[SOURCE RECORDS Boundary: Start]

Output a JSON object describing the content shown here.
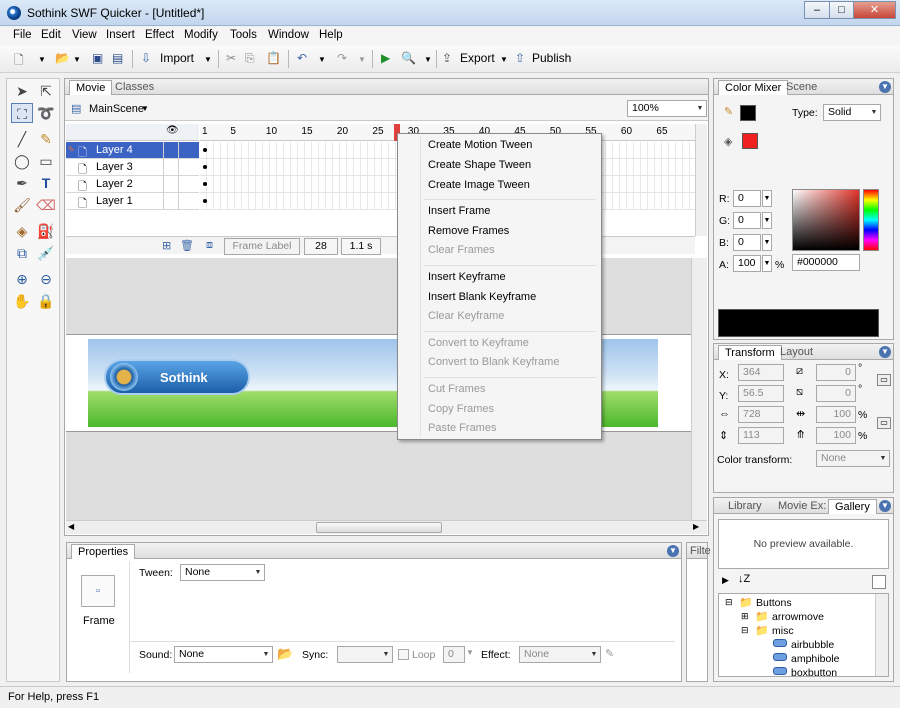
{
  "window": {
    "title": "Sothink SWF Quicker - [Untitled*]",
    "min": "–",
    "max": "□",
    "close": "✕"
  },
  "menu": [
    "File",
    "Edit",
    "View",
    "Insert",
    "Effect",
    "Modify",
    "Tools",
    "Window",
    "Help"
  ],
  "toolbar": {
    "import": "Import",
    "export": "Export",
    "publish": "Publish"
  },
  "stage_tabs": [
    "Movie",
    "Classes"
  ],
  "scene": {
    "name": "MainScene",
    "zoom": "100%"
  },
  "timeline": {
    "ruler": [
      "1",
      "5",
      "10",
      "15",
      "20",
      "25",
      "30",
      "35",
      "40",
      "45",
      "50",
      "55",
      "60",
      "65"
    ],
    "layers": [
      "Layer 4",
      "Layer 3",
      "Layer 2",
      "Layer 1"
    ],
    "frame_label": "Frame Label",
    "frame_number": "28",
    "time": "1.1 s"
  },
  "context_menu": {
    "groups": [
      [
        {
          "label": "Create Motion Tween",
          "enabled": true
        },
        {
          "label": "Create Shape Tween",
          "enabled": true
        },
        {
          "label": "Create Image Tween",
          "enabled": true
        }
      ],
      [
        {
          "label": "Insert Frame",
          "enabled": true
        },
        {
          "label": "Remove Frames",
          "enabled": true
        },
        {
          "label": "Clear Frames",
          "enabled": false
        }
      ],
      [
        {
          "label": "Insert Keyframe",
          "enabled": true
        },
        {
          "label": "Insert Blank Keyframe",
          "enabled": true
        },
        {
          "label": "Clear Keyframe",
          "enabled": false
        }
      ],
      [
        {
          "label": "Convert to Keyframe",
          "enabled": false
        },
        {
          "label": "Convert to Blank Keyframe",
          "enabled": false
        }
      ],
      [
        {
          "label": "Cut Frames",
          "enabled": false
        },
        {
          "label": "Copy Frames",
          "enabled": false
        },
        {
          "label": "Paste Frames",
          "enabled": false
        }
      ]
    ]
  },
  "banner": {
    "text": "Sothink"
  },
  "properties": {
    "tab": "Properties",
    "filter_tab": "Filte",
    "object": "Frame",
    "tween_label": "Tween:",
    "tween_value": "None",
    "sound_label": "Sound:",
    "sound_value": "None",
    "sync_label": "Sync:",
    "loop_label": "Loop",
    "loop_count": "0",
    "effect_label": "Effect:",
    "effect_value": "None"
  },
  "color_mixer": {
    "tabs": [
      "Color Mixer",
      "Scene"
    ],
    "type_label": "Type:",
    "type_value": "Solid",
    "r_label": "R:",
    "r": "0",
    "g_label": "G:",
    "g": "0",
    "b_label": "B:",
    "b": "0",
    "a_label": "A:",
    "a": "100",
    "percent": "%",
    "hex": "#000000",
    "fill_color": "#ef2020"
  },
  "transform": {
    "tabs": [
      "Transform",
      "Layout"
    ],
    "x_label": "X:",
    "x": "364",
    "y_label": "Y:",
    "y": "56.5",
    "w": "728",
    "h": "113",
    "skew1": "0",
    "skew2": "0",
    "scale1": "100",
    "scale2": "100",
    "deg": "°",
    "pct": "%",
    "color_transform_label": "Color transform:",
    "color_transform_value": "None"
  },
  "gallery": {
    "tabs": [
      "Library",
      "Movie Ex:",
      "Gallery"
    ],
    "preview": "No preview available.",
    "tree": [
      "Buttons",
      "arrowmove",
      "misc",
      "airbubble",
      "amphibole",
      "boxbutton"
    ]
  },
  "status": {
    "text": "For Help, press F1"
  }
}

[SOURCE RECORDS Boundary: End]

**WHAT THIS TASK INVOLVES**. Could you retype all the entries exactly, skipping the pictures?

**TASK RESPONSE**.
Output a JSON object describing the content shown here.
{
  "window": {
    "title": "Sothink SWF Quicker - [Untitled*]",
    "min": "–",
    "max": "□",
    "close": "✕"
  },
  "menu": [
    "File",
    "Edit",
    "View",
    "Insert",
    "Effect",
    "Modify",
    "Tools",
    "Window",
    "Help"
  ],
  "toolbar": {
    "import": "Import",
    "export": "Export",
    "publish": "Publish"
  },
  "stage_tabs": [
    "Movie",
    "Classes"
  ],
  "scene": {
    "name": "MainScene",
    "zoom": "100%"
  },
  "timeline": {
    "ruler": [
      "1",
      "5",
      "10",
      "15",
      "20",
      "25",
      "30",
      "35",
      "40",
      "45",
      "50",
      "55",
      "60",
      "65"
    ],
    "layers": [
      "Layer 4",
      "Layer 3",
      "Layer 2",
      "Layer 1"
    ],
    "frame_label": "Frame Label",
    "frame_number": "28",
    "time": "1.1 s"
  },
  "context_menu": {
    "groups": [
      [
        {
          "label": "Create Motion Tween",
          "enabled": true
        },
        {
          "label": "Create Shape Tween",
          "enabled": true
        },
        {
          "label": "Create Image Tween",
          "enabled": true
        }
      ],
      [
        {
          "label": "Insert Frame",
          "enabled": true
        },
        {
          "label": "Remove Frames",
          "enabled": true
        },
        {
          "label": "Clear Frames",
          "enabled": false
        }
      ],
      [
        {
          "label": "Insert Keyframe",
          "enabled": true
        },
        {
          "label": "Insert Blank Keyframe",
          "enabled": true
        },
        {
          "label": "Clear Keyframe",
          "enabled": false
        }
      ],
      [
        {
          "label": "Convert to Keyframe",
          "enabled": false
        },
        {
          "label": "Convert to Blank Keyframe",
          "enabled": false
        }
      ],
      [
        {
          "label": "Cut Frames",
          "enabled": false
        },
        {
          "label": "Copy Frames",
          "enabled": false
        },
        {
          "label": "Paste Frames",
          "enabled": false
        }
      ]
    ]
  },
  "banner": {
    "text": "Sothink"
  },
  "properties": {
    "tab": "Properties",
    "filter_tab": "Filte",
    "object": "Frame",
    "tween_label": "Tween:",
    "tween_value": "None",
    "sound_label": "Sound:",
    "sound_value": "None",
    "sync_label": "Sync:",
    "loop_label": "Loop",
    "loop_count": "0",
    "effect_label": "Effect:",
    "effect_value": "None"
  },
  "color_mixer": {
    "tabs": [
      "Color Mixer",
      "Scene"
    ],
    "type_label": "Type:",
    "type_value": "Solid",
    "r_label": "R:",
    "r": "0",
    "g_label": "G:",
    "g": "0",
    "b_label": "B:",
    "b": "0",
    "a_label": "A:",
    "a": "100",
    "percent": "%",
    "hex": "#000000",
    "fill_color": "#ef2020"
  },
  "transform": {
    "tabs": [
      "Transform",
      "Layout"
    ],
    "x_label": "X:",
    "x": "364",
    "y_label": "Y:",
    "y": "56.5",
    "w": "728",
    "h": "113",
    "skew1": "0",
    "skew2": "0",
    "scale1": "100",
    "scale2": "100",
    "deg": "°",
    "pct": "%",
    "color_transform_label": "Color transform:",
    "color_transform_value": "None"
  },
  "gallery": {
    "tabs": [
      "Library",
      "Movie Ex:",
      "Gallery"
    ],
    "preview": "No preview available.",
    "tree": [
      "Buttons",
      "arrowmove",
      "misc",
      "airbubble",
      "amphibole",
      "boxbutton"
    ]
  },
  "status": {
    "text": "For Help, press F1"
  }
}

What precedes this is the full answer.